Governor plans to appeal US Army Corps of Engineers decision on Pebble Mine
Alaska Gov. Mike Dunleavy’s administration announced that it would file an administrative appeal to challenge the U.S. Army Corps of Engineers decision to deny a key permit for Northern Dynasty’s proposed Pebble copper and gold project in Southwest Alaska.
In a statement released on Jan. 8, the governor’s administration said, “The flawed decision by the Alaska District creates a dangerous precedent that will undoubtedly harm Alaska’s future and, any potential project can fall victim to the same questionable standards. We have to prevent a federal agency, in this instance, the Alaska District of the Army Corps of Engineers, from using the regulatory process to effectively prevent the state from fulfilling a constitutional mandate to develop its natural resources.”
The U.S. Army Corps of Engineers rejected a permit for the mine in November under both the Clean Water Act and the Rivers and Harbors Act. However, the Corps left open a path for Pebble to administratively appeal the decision.
Pebble has not yet filed that appeal, said Mike Heatwole, a spokesman with developer Pebble Limited Partnership. It has until Jan. 25, a Corps spokesman told the Anchorage Daily News.
Alaska acting attorney general Ed Sniffen said the state will ask the Corps’ Pacific Ocean Division to send the decision back to the Alaska District for a “more thorough review consistent with the law.”
“The Division ignored Corps’ long-standing guidance that required it to tailor mitigation requirements to recognize Alaska’s unique position of holding more intact wetlands than any of the lower 48 states combined. Instead, the Division is requiring mitigation measures that are simply impossible to meet in Alaska,” said Sniffen.
Alaska’s U.S. Sens. Lisa Murkowski and Dan Sullivan have denounced the Pebble project for not meeting required environmental standards, and President-elect Joe Biden has said he’ll move to stop it from ever being developed.

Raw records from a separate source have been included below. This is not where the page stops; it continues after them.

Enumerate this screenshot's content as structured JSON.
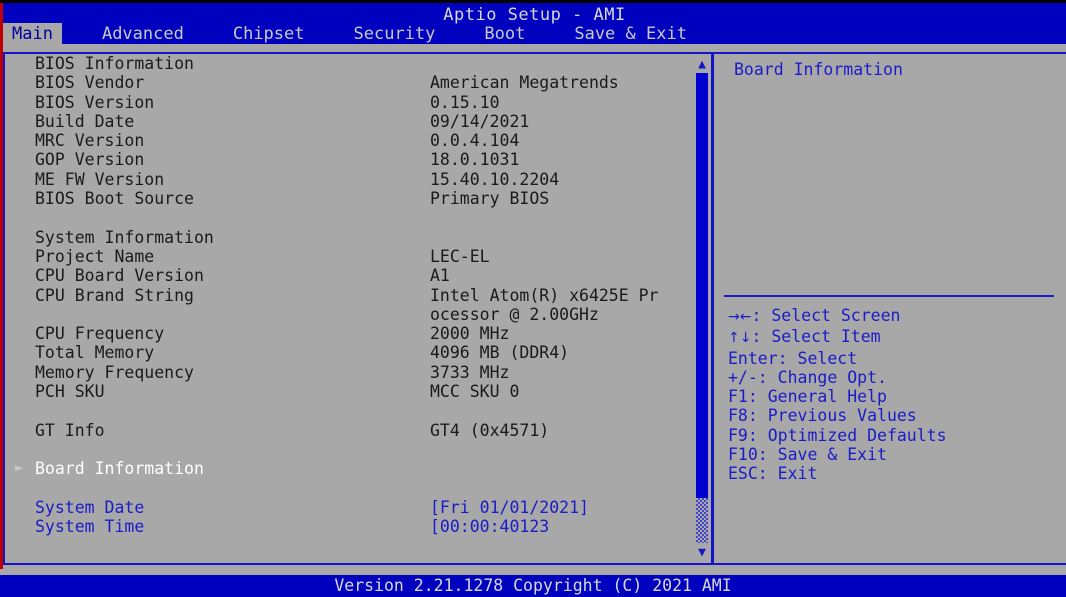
{
  "window": {
    "title": "Aptio Setup - AMI"
  },
  "tabs": [
    {
      "label": "Main",
      "active": true
    },
    {
      "label": "Advanced",
      "active": false
    },
    {
      "label": "Chipset",
      "active": false
    },
    {
      "label": "Security",
      "active": false
    },
    {
      "label": "Boot",
      "active": false
    },
    {
      "label": "Save & Exit",
      "active": false
    }
  ],
  "main": {
    "rows": [
      {
        "type": "item",
        "label": "BIOS Information",
        "value": "",
        "color": "dark"
      },
      {
        "type": "item",
        "label": "BIOS Vendor",
        "value": "American Megatrends",
        "color": "dark"
      },
      {
        "type": "item",
        "label": "BIOS Version",
        "value": "0.15.10",
        "color": "dark"
      },
      {
        "type": "item",
        "label": "Build Date",
        "value": "09/14/2021",
        "color": "dark"
      },
      {
        "type": "item",
        "label": "MRC Version",
        "value": "0.0.4.104",
        "color": "dark"
      },
      {
        "type": "item",
        "label": "GOP Version",
        "value": "18.0.1031",
        "color": "dark"
      },
      {
        "type": "item",
        "label": "ME FW Version",
        "value": "15.40.10.2204",
        "color": "dark"
      },
      {
        "type": "item",
        "label": "BIOS Boot Source",
        "value": "Primary BIOS",
        "color": "dark"
      },
      {
        "type": "spacer"
      },
      {
        "type": "item",
        "label": "System Information",
        "value": "",
        "color": "dark"
      },
      {
        "type": "item",
        "label": "Project Name",
        "value": "LEC-EL",
        "color": "dark"
      },
      {
        "type": "item",
        "label": "CPU Board Version",
        "value": "A1",
        "color": "dark"
      },
      {
        "type": "item",
        "label": "CPU Brand String",
        "value": "Intel Atom(R) x6425E Pr",
        "color": "dark"
      },
      {
        "type": "item",
        "label": "",
        "value": "ocessor @ 2.00GHz",
        "color": "dark"
      },
      {
        "type": "item",
        "label": "CPU Frequency",
        "value": "2000 MHz",
        "color": "dark"
      },
      {
        "type": "item",
        "label": "Total Memory",
        "value": "4096 MB (DDR4)",
        "color": "dark"
      },
      {
        "type": "item",
        "label": "Memory Frequency",
        "value": "3733 MHz",
        "color": "dark"
      },
      {
        "type": "item",
        "label": "PCH SKU",
        "value": "MCC SKU 0",
        "color": "dark"
      },
      {
        "type": "spacer"
      },
      {
        "type": "item",
        "label": "GT Info",
        "value": "GT4 (0x4571)",
        "color": "dark"
      },
      {
        "type": "spacer"
      },
      {
        "type": "submenu",
        "label": "Board Information",
        "value": "",
        "color": "white",
        "marker": "►"
      },
      {
        "type": "spacer"
      },
      {
        "type": "item",
        "label": "System Date",
        "value": "[Fri 01/01/2021]",
        "color": "blue"
      },
      {
        "type": "item",
        "label": "System Time",
        "value": "[00:00:40123",
        "color": "blue"
      }
    ]
  },
  "scrollbar": {
    "up_arrow": "▲",
    "down_arrow": "▼"
  },
  "help": {
    "title": "Board Information",
    "keys": [
      {
        "glyph": "→←",
        "text": ": Select Screen"
      },
      {
        "glyph": "↑↓",
        "text": ": Select Item"
      },
      {
        "glyph": "",
        "text": "Enter: Select"
      },
      {
        "glyph": "",
        "text": "+/-: Change Opt."
      },
      {
        "glyph": "",
        "text": "F1: General Help"
      },
      {
        "glyph": "",
        "text": "F8: Previous Values"
      },
      {
        "glyph": "",
        "text": "F9: Optimized Defaults"
      },
      {
        "glyph": "",
        "text": "F10: Save & Exit"
      },
      {
        "glyph": "",
        "text": "ESC: Exit"
      }
    ]
  },
  "footer": {
    "version_text": "Version 2.21.1278 Copyright (C) 2021 AMI"
  },
  "colors": {
    "blue": "#0000bf",
    "panel_bg": "#a8a8a8",
    "border": "#1414c8",
    "text_blue": "#1b1bc8",
    "text_dark": "#1a1a1a",
    "highlight": "#ffffff"
  }
}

“The Alaska District’s decision has far-reaching and ominous implications for our rights as a state to develop our resources for the benefit of all Alaskans, whether its mineral deposits like Pebble, or oil and gas on the North Slope, or other resources anywhere in the state,” said Department of Natural Resources Commissioner Corri Feige. “The Alaska Constitution specifically directs us to develop our resources in the public interest. When a federal agency arbitrarily tries to deprive us of our rights with the stroke of a bureaucrat’s pen, we simply must challenge that action.”

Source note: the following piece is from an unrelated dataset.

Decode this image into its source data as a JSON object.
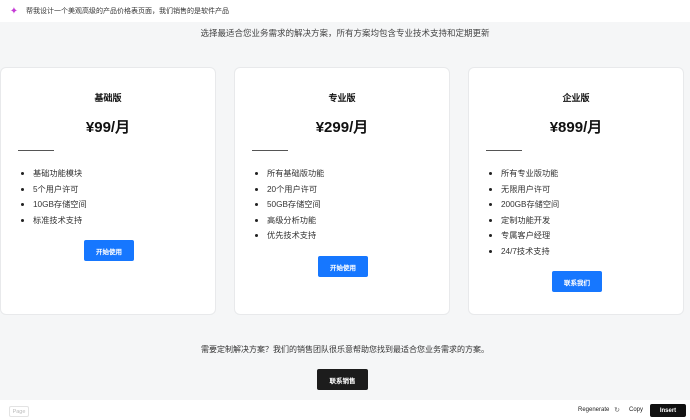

Dunleavy has not expressed a position on the mine but has said he supports a fair permitting process. Critics say he and his administration have taken numerous steps showing that he supports the mine.
If built, the mine would be located about 200 miles southwest of Anchorage, near headwaters to the valuable Bristol Bay salmon fishery, generating concern among many Alaskans that development there will threaten the fishery.